Still at a very early stage of development offensively, most of Hall's touches comes from running the floor, crashing the offensive glass and finishing off cuts and pick and rolls. He generally plays with a good motor, which allows him to use his strong physical tools to make things happen, for example with his ability to go out of his area to track down loose balls.
He doesn't have the strength, nor the skill, to be any type of presence with his back to the basket, but is very mobile stepping out to the perimeter and setting screens, and then diving to the rim with purpose, giving him nice potential as a pick and roll threat. The fact that he catches almost everything thrown his way, and is able to use his length to finish creatively from many different angles, barely needing to jump at times to dunk, is a positive as well. He doesn't have much ability to score outside of the paint, as evidenced by his horrid 43% free throw percentage last season, which may seemingly be improvable judging by his more than decent looking mechanics from the line.
While Hall's offense is a major work in progress, it's likely his ability to contribute as a defender and rebounder that will determine just what type of NBA prospect he can develop into. Hall ranked as the fourth best per-minute shot-blocker in the nation last year at 5.3 per-40, and the sixth best per-minute rebounder in the SEC at 13.5, but the small sample size of minutes played do leave something to be desired.
Nevertheless, Hall's intensity level and physical tools gives him plenty of room to continue to develop in this area, as he is quick off his feet and shows tremendous timing rotating from the weakside to protect the rim, or tracking down loose balls going out of his area.

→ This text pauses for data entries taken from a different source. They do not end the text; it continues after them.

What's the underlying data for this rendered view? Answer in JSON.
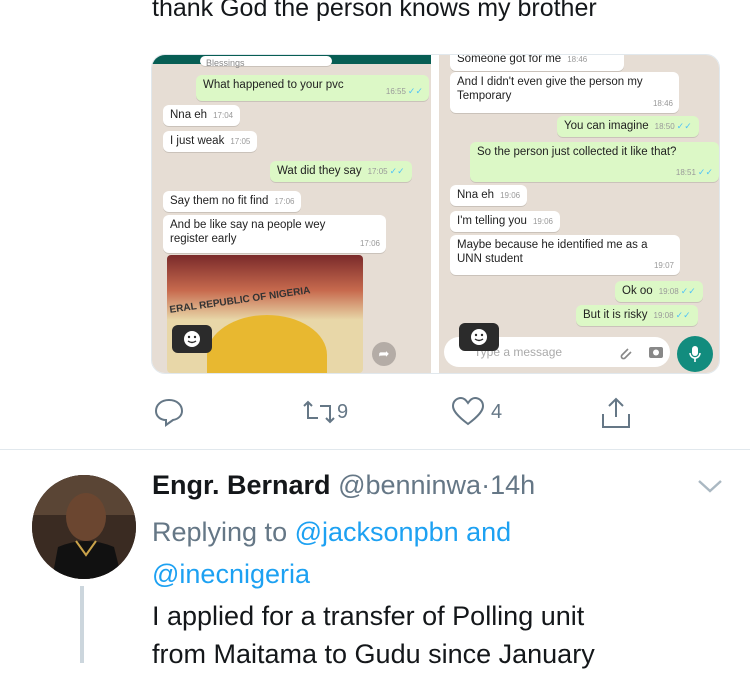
{
  "tweet1": {
    "text": "thank God the person knows my brother",
    "actions": {
      "reply_count": "",
      "retweet_count": "9",
      "like_count": "4"
    }
  },
  "chat_left": {
    "top_label": "Blessings",
    "messages": [
      {
        "text": "What happened to your pvc",
        "time": "16:55",
        "dir": "out"
      },
      {
        "text": "Nna eh",
        "time": "17:04",
        "dir": "in"
      },
      {
        "text": "I just weak",
        "time": "17:05",
        "dir": "in"
      },
      {
        "text": "Wat did they say",
        "time": "17:05",
        "dir": "out"
      },
      {
        "text": "Say them no fit find",
        "time": "17:06",
        "dir": "in"
      },
      {
        "text": "And be like say na people wey register early",
        "time": "17:06",
        "dir": "in"
      }
    ],
    "card_text": "ERAL REPUBLIC OF NIGERIA"
  },
  "chat_right": {
    "messages": [
      {
        "text": "Someone got for me",
        "time": "18:46",
        "dir": "in"
      },
      {
        "text": "And I didn't even give the person my Temporary",
        "time": "18:46",
        "dir": "in"
      },
      {
        "text": "You can imagine",
        "time": "18:50",
        "dir": "out"
      },
      {
        "text": "So the person just collected it like that?",
        "time": "18:51",
        "dir": "out"
      },
      {
        "text": "Nna eh",
        "time": "19:06",
        "dir": "in"
      },
      {
        "text": "I'm telling you",
        "time": "19:06",
        "dir": "in"
      },
      {
        "text": "Maybe because he identified me as a UNN student",
        "time": "19:07",
        "dir": "in"
      },
      {
        "text": "Ok oo",
        "time": "19:08",
        "dir": "out"
      },
      {
        "text": "But it is risky",
        "time": "19:08",
        "dir": "out"
      }
    ],
    "input_placeholder": "Type a message"
  },
  "tweet2": {
    "name": "Engr. Bernard",
    "handle": "@benninwa",
    "dot": "·",
    "time": "14h",
    "replying_prefix": "Replying to",
    "replying_to_1": "@jacksonpbn",
    "replying_and": "and",
    "replying_to_2": "@inecnigeria",
    "body_line1": "I applied for a transfer of Polling unit",
    "body_line2": "from Maitama to Gudu since January"
  },
  "colors": {
    "accent": "#1da1f2",
    "muted": "#657786",
    "wa_green": "#075e54",
    "wa_out": "#dcf8c6"
  }
}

He doesn't always need to jump to block shots or grab a rebound due to his huge standing reach, and should be able to continue to develop in these areas as he gets stronger and more experienced.
While Hall's production and video highlights indicate a lot of promise, a deeper dive into the film reveals quite a bit of room for improvement at the same time. His fundamentals and technique are not very good, as he showed some issues being in the right place guarding pick and rolls, often just being too upright in his stance. He lets opponents establish deep post position on him, lacking the strength to prevent being backed down, and gets beat off the dribble too easily when defending opponents one on one outside the paint as well. He averaged a sky-high 8.2 fouls per-40 minutes pace adjusted, simply being unable to stay on the floor for very long against the better opponents he encountered in SEC play.
It may feel premature to talk up Hall's NBA prospects considering the fact that he played just 12 minutes per game as a freshman, and that could very be true. Still, it's hard not to be impressed with the productivity he amassed as a shot-blocker/rebounder in that time, as well as with his physical tools and timing, which gives him quite a bit of room to grow as his frame fills out. The fact that he arrived on campus at Alabama as a 17-year old and played the entire season at the age of 18 is worth noting as well, especially since he very well could be just entering his first season of college now. Only time will tell if or how long it will take Hall to begin to achieve the potential he displayed as a freshman, but he surely won't lack for exposure once he does so, playing in the SEC.